Website and app data records:

::::::

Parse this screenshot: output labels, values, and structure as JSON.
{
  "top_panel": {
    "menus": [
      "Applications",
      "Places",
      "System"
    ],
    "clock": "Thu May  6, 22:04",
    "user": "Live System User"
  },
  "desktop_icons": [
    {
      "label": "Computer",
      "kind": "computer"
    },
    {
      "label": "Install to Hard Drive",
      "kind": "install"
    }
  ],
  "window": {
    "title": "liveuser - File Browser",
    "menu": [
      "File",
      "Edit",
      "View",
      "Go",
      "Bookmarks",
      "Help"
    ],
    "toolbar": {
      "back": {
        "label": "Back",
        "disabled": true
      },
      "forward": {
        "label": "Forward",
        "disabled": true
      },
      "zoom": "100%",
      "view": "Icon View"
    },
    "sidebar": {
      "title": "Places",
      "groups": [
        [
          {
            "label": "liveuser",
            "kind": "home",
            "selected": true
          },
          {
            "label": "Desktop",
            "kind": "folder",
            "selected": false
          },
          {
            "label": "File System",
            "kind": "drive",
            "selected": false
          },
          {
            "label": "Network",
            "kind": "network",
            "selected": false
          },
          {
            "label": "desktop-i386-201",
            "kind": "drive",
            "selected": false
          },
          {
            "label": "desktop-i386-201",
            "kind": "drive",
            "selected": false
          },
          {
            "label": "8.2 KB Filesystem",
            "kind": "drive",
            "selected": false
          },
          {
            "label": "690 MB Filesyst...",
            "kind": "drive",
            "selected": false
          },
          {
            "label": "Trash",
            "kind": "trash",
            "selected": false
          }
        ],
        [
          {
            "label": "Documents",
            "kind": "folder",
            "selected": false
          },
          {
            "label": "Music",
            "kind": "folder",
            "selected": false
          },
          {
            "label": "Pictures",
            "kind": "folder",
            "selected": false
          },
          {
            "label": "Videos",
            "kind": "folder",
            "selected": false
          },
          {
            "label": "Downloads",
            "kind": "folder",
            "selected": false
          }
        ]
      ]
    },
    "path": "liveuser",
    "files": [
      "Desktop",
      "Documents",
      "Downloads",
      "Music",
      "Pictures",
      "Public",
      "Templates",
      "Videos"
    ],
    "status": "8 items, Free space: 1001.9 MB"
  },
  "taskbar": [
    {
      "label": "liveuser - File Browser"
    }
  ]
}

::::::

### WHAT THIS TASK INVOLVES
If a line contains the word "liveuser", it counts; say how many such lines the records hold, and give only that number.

### RESULT OF THE TASK
4